Now, the claim that "property is a right, but it is not an absolute right" can be understood in one of two ways, one right, and one wrong. The right way to understand it is that the right to be an owner is absolute, a natural right, inherent and inalienable in every single human being that is, was, or ever will be born. What is not absolute is what an owner can do with what he or she possesses, even, in some circumstances, what a person may own. That is, the exercise of private property must be limited by the wants and needs of the owner, other persons, and the common good as a whole.

The wrong way to understand the statement, "property is a right, but it is not an absolute right" is to assert (usually without any proof other than personal faith) that private property is "prudential matter" so that some or all people can have their allegedly natural right to be an owner taken away if some other people (those with the clubs, guns, or guillotine) decide that is the "right" thing to do.

Cobbett disagreed most emphatically with the idea that private property is somehow "prudential matter," and said so in no uncertain terms:
You may twist the word freedom as long as you please, but at last it comes to quiet enjoyment of your own property, or it comes to nothing. Why do men want any of those things that are called political rights and privileges? Why do they, for instance, want to vote at elections for members of parliament? Oh! because they shall then have an influence over the conduct of those members. And of what use is that? Oh! then they will prevent the members from doing wrong. What wrong? Why, imposing taxes that ought not to be paid. That is all; that is the use, and the only use, of any right or privilege that men in general can have. Freedom is not an empty sound; it is not an abstract idea; it is not a thing that nobody can feel. It means, — and it means nothing else, — the full and quiet enjoyment of your own property. If you have not this, if this be not well secured to you, you may call yourself what you will, but you are a slave. (William Cobbett, A History of the Protestant Reformation in England and Ireland, 1829, §456)
As surely as America's Founding Fathers (especially George Mason of Gunston Hall, who embodied the natural right to be an owner in the first section of his draft of the Virginia Declaration of Rights, June 12, 1776), Cobbett saw that political life — civil life itself — was rooted in private property: "All men are equal by nature; nobody denies that they all ought to be equal in the eye of the law; but, how are they to be thus equal, if the law begin by suffering some to enjoy this right and refusing the enjoyment to others?" (William Cobbett, Cobbett's Advice to Young Men, and (Incidentally) to Young Women, 1830, § 338) All of the italics in the quote are Cobbett's, by the way.

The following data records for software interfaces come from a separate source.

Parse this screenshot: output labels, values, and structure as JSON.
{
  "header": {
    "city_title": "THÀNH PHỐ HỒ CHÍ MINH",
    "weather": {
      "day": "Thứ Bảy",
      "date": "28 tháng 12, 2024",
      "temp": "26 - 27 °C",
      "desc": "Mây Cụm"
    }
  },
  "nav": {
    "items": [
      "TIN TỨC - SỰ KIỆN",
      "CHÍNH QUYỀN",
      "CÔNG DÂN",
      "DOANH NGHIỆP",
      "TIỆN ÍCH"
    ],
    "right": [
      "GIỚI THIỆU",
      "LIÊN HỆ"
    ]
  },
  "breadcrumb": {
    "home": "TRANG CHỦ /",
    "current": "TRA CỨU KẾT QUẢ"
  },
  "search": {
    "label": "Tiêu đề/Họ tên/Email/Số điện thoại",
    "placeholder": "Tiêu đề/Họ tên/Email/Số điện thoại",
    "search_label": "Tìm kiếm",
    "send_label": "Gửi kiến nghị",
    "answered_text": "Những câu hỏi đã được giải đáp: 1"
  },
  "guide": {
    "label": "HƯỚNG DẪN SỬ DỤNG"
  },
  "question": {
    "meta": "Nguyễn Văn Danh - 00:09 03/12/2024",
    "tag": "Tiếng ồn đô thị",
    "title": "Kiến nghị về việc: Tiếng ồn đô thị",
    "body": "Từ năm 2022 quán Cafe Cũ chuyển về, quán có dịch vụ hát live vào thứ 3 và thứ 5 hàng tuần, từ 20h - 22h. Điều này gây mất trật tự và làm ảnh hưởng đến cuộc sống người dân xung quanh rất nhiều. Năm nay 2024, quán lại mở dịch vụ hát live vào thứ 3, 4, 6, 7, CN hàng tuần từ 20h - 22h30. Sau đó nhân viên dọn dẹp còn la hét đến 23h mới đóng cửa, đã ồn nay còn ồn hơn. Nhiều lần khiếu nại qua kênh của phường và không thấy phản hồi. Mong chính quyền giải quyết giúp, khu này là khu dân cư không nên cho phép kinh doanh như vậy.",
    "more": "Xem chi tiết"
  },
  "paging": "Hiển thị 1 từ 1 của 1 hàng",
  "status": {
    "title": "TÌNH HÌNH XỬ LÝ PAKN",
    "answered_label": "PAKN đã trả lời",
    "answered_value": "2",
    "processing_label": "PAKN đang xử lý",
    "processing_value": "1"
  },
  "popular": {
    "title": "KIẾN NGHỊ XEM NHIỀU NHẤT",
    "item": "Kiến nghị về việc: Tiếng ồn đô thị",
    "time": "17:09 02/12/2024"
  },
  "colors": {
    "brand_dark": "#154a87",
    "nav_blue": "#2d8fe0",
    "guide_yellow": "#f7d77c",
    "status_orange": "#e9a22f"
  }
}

Is the point still unclear? Just in case anyone had any doubts on the matter, Cobbett kept repeating it — in italics:
What is a slave? For, let us not be amused by a name; but look well into the matter. A slave is, in the first place, a man who has no property; and property means something that he has, and that nobody can take from him without his leave, or consent. (Ibid., § 344)
Private property not a natural right? Private property "prudential matter"? Not likely — unless you are an advocate of mass enslavement, or a toady of the slavers.

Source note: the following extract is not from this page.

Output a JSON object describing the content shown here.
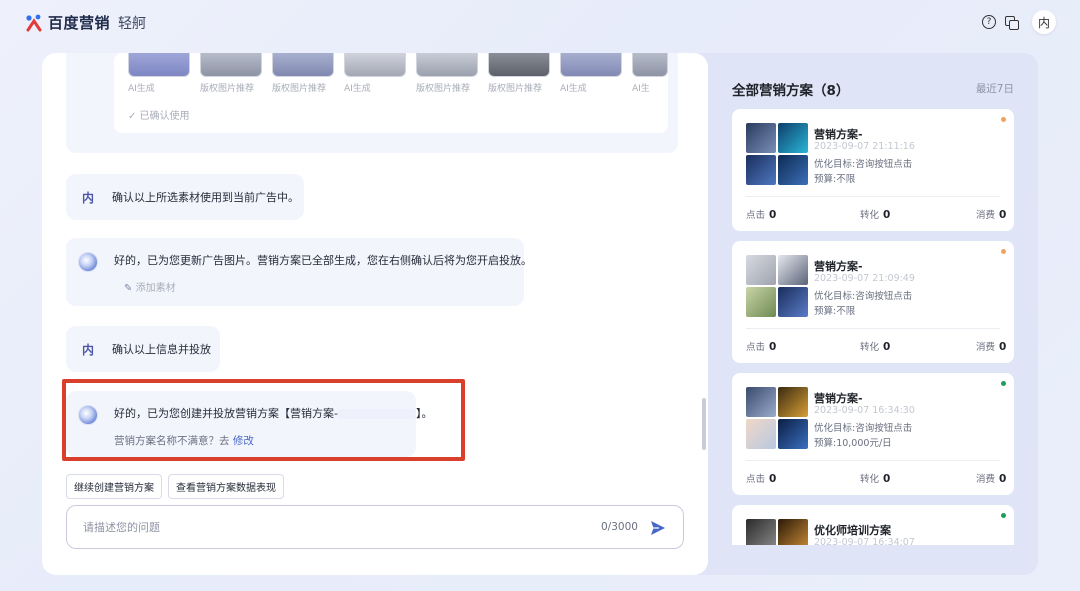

In light of this, there is only one possible distributist — or Just Third Way — response to someone who claims that private property in the means of production is not a natural right, or that the wage-welfare system that forces people into dependency on the State is the only way to temporal salvation (instead of being, as Chesterton and Belloc emphasized over and over [and over and over] another form of slavery). That is to point out the rather obvious fact that Abraham Lincoln freed the slaves in 1863 . . . why are you trying to undo all his work?

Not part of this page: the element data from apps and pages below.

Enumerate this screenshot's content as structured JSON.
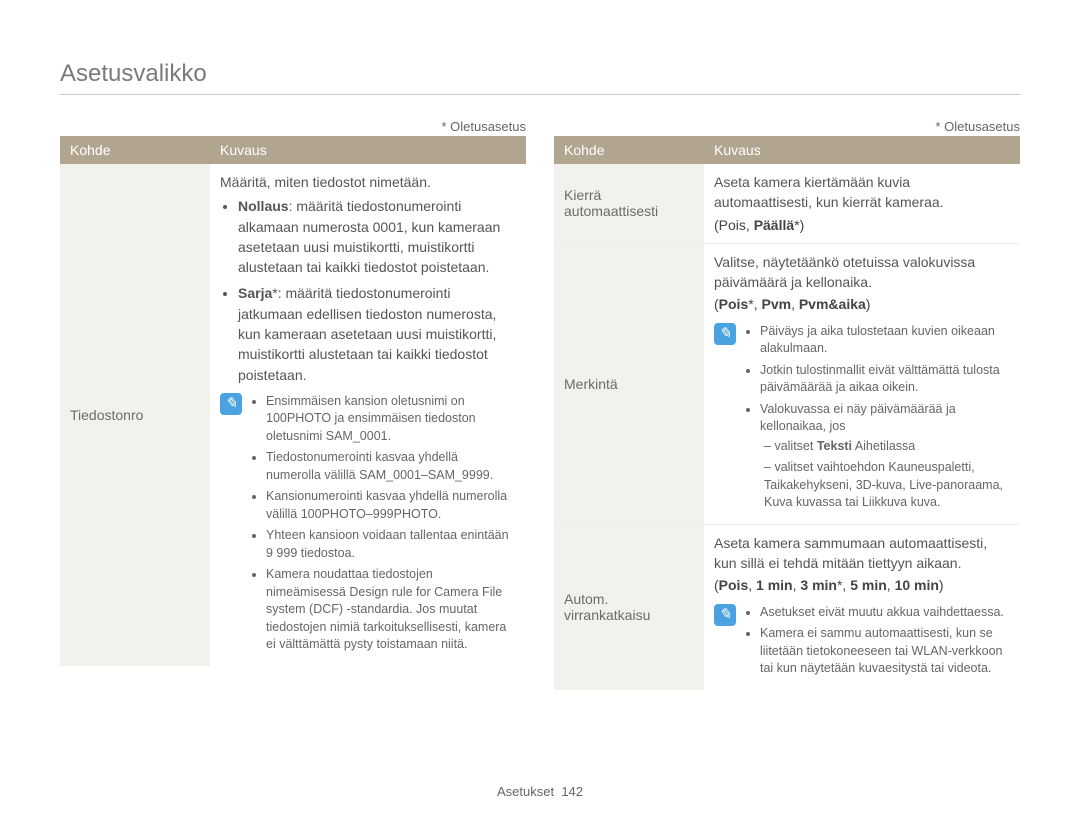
{
  "page_title": "Asetusvalikko",
  "default_note": "* Oletusasetus",
  "footer_label": "Asetukset",
  "footer_page": "142",
  "left": {
    "header_kohde": "Kohde",
    "header_kuvaus": "Kuvaus",
    "row_label": "Tiedostonro",
    "intro": "Määritä, miten tiedostot nimetään.",
    "bullet1_bold": "Nollaus",
    "bullet1_text": ": määritä tiedostonumerointi alkamaan numerosta 0001, kun kameraan asetetaan uusi muistikortti, muistikortti alustetaan tai kaikki tiedostot poistetaan.",
    "bullet2_bold": "Sarja",
    "bullet2_star": "*",
    "bullet2_text": ": määritä tiedostonumerointi jatkumaan edellisen tiedoston numerosta, kun kameraan asetetaan uusi muistikortti, muistikortti alustetaan tai kaikki tiedostot poistetaan.",
    "notes": [
      "Ensimmäisen kansion oletusnimi on 100PHOTO ja ensimmäisen tiedoston oletusnimi SAM_0001.",
      "Tiedostonumerointi kasvaa yhdellä numerolla välillä SAM_0001–SAM_9999.",
      "Kansionumerointi kasvaa yhdellä numerolla välillä 100PHOTO–999PHOTO.",
      "Yhteen kansioon voidaan tallentaa enintään 9 999 tiedostoa.",
      "Kamera noudattaa tiedostojen nimeämisessä Design rule for Camera File system (DCF) -standardia. Jos muutat tiedostojen nimiä tarkoituksellisesti, kamera ei välttämättä pysty toistamaan niitä."
    ]
  },
  "right": {
    "header_kohde": "Kohde",
    "header_kuvaus": "Kuvaus",
    "row1_label": "Kierrä automaattisesti",
    "row1_text": "Aseta kamera kiertämään kuvia automaattisesti, kun kierrät kameraa.",
    "row1_options": "(Pois, Päällä*)",
    "row2_label": "Merkintä",
    "row2_text": "Valitse, näytetäänkö otetuissa valokuvissa päivämäärä ja kellonaika.",
    "row2_options": "(Pois*, Pvm, Pvm&aika)",
    "row2_notes": [
      "Päiväys ja aika tulostetaan kuvien oikeaan alakulmaan.",
      "Jotkin tulostinmallit eivät välttämättä tulosta päivämäärää ja aikaa oikein.",
      "Valokuvassa ei näy päivämäärää ja kellonaikaa, jos"
    ],
    "row2_sub": [
      "valitset Teksti Aihetilassa",
      "valitset vaihtoehdon Kauneuspaletti, Taikakehykseni, 3D-kuva, Live-panoraama, Kuva kuvassa tai Liikkuva kuva."
    ],
    "row2_sub_bold": "Teksti",
    "row3_label": "Autom. virrankatkaisu",
    "row3_text": "Aseta kamera sammumaan automaattisesti, kun sillä ei tehdä mitään tiettyyn aikaan.",
    "row3_options": "(Pois, 1 min, 3 min*, 5 min, 10 min)",
    "row3_notes": [
      "Asetukset eivät muutu akkua vaihdettaessa.",
      "Kamera ei sammu automaattisesti, kun se liitetään tietokoneeseen tai WLAN-verkkoon tai kun näytetään kuvaesitystä tai videota."
    ]
  }
}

William Cobbett laid it out quite plainly. Own or be owned. It's that simple.